* [What you have to do] Print the listing once more, exactly as it stands.

* [Data records]
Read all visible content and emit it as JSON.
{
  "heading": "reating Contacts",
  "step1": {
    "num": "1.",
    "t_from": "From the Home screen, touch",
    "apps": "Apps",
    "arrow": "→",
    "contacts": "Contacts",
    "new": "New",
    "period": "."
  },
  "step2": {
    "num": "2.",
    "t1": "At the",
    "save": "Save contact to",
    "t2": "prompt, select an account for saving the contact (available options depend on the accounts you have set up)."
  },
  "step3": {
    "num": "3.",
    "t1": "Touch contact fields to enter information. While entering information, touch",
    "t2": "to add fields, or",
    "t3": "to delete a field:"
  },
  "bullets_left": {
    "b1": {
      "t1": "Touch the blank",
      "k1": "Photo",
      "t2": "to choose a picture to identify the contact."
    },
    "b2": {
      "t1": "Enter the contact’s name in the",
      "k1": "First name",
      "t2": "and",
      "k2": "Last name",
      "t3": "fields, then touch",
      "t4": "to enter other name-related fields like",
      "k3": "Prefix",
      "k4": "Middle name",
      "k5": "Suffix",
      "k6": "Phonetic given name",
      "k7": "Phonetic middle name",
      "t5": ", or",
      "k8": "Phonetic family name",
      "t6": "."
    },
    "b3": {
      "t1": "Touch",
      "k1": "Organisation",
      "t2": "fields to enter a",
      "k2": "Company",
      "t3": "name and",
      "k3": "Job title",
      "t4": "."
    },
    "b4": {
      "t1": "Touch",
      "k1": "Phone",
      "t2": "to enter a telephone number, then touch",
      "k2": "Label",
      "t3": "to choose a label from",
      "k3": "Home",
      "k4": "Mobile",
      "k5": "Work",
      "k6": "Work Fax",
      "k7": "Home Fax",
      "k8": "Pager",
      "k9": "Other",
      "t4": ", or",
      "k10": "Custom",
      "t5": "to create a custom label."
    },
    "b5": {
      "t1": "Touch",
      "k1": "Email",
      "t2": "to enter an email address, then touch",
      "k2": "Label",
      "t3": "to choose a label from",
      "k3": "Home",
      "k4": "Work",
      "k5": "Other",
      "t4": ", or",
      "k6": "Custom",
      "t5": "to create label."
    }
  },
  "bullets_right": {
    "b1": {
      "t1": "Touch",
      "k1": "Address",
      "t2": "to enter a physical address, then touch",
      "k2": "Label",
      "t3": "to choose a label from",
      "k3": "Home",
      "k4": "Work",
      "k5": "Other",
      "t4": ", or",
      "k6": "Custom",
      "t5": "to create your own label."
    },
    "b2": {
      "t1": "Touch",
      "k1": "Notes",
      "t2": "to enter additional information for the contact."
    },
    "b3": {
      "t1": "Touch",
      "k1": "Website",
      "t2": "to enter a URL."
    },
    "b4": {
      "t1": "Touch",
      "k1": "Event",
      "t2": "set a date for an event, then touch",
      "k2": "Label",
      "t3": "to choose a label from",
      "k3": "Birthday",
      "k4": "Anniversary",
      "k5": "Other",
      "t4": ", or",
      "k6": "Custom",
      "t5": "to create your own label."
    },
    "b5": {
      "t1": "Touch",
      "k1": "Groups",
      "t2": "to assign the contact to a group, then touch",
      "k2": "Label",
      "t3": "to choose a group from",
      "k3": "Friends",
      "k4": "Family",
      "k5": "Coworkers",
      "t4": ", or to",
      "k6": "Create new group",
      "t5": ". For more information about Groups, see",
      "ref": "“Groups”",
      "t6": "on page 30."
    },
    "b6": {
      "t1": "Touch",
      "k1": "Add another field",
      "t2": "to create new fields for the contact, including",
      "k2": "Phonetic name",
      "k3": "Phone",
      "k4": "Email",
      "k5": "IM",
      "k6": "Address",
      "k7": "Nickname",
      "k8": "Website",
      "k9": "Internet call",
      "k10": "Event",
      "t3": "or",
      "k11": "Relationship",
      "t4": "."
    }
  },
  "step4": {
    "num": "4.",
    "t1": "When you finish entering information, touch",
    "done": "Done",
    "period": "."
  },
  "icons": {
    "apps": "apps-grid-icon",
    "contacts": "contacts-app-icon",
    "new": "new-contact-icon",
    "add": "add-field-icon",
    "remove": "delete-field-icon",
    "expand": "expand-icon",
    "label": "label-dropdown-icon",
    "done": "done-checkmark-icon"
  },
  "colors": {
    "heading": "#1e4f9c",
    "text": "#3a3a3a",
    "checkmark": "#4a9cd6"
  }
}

* [Answer section]
Read all visible content and emit it as JSON.
{
  "heading": "reating Contacts",
  "step1": {
    "num": "1.",
    "t_from": "From the Home screen, touch",
    "apps": "Apps",
    "arrow": "→",
    "contacts": "Contacts",
    "new": "New",
    "period": "."
  },
  "step2": {
    "num": "2.",
    "t1": "At the",
    "save": "Save contact to",
    "t2": "prompt, select an account for saving the contact (available options depend on the accounts you have set up)."
  },
  "step3": {
    "num": "3.",
    "t1": "Touch contact fields to enter information. While entering information, touch",
    "t2": "to add fields, or",
    "t3": "to delete a field:"
  },
  "bullets_left": {
    "b1": {
      "t1": "Touch the blank",
      "k1": "Photo",
      "t2": "to choose a picture to identify the contact."
    },
    "b2": {
      "t1": "Enter the contact’s name in the",
      "k1": "First name",
      "t2": "and",
      "k2": "Last name",
      "t3": "fields, then touch",
      "t4": "to enter other name-related fields like",
      "k3": "Prefix",
      "k4": "Middle name",
      "k5": "Suffix",
      "k6": "Phonetic given name",
      "k7": "Phonetic middle name",
      "t5": ", or",
      "k8": "Phonetic family name",
      "t6": "."
    },
    "b3": {
      "t1": "Touch",
      "k1": "Organisation",
      "t2": "fields to enter a",
      "k2": "Company",
      "t3": "name and",
      "k3": "Job title",
      "t4": "."
    },
    "b4": {
      "t1": "Touch",
      "k1": "Phone",
      "t2": "to enter a telephone number, then touch",
      "k2": "Label",
      "t3": "to choose a label from",
      "k3": "Home",
      "k4": "Mobile",
      "k5": "Work",
      "k6": "Work Fax",
      "k7": "Home Fax",
      "k8": "Pager",
      "k9": "Other",
      "t4": ", or",
      "k10": "Custom",
      "t5": "to create a custom label."
    },
    "b5": {
      "t1": "Touch",
      "k1": "Email",
      "t2": "to enter an email address, then touch",
      "k2": "Label",
      "t3": "to choose a label from",
      "k3": "Home",
      "k4": "Work",
      "k5": "Other",
      "t4": ", or",
      "k6": "Custom",
      "t5": "to create label."
    }
  },
  "bullets_right": {
    "b1": {
      "t1": "Touch",
      "k1": "Address",
      "t2": "to enter a physical address, then touch",
      "k2": "Label",
      "t3": "to choose a label from",
      "k3": "Home",
      "k4": "Work",
      "k5": "Other",
      "t4": ", or",
      "k6": "Custom",
      "t5": "to create your own label."
    },
    "b2": {
      "t1": "Touch",
      "k1": "Notes",
      "t2": "to enter additional information for the contact."
    },
    "b3": {
      "t1": "Touch",
      "k1": "Website",
      "t2": "to enter a URL."
    },
    "b4": {
      "t1": "Touch",
      "k1": "Event",
      "t2": "set a date for an event, then touch",
      "k2": "Label",
      "t3": "to choose a label from",
      "k3": "Birthday",
      "k4": "Anniversary",
      "k5": "Other",
      "t4": ", or",
      "k6": "Custom",
      "t5": "to create your own label."
    },
    "b5": {
      "t1": "Touch",
      "k1": "Groups",
      "t2": "to assign the contact to a group, then touch",
      "k2": "Label",
      "t3": "to choose a group from",
      "k3": "Friends",
      "k4": "Family",
      "k5": "Coworkers",
      "t4": ", or to",
      "k6": "Create new group",
      "t5": ". For more information about Groups, see",
      "ref": "“Groups”",
      "t6": "on page 30."
    },
    "b6": {
      "t1": "Touch",
      "k1": "Add another field",
      "t2": "to create new fields for the contact, including",
      "k2": "Phonetic name",
      "k3": "Phone",
      "k4": "Email",
      "k5": "IM",
      "k6": "Address",
      "k7": "Nickname",
      "k8": "Website",
      "k9": "Internet call",
      "k10": "Event",
      "t3": "or",
      "k11": "Relationship",
      "t4": "."
    }
  },
  "step4": {
    "num": "4.",
    "t1": "When you finish entering information, touch",
    "done": "Done",
    "period": "."
  },
  "icons": {
    "apps": "apps-grid-icon",
    "contacts": "contacts-app-icon",
    "new": "new-contact-icon",
    "add": "add-field-icon",
    "remove": "delete-field-icon",
    "expand": "expand-icon",
    "label": "label-dropdown-icon",
    "done": "done-checkmark-icon"
  },
  "colors": {
    "heading": "#1e4f9c",
    "text": "#3a3a3a",
    "checkmark": "#4a9cd6"
  }
}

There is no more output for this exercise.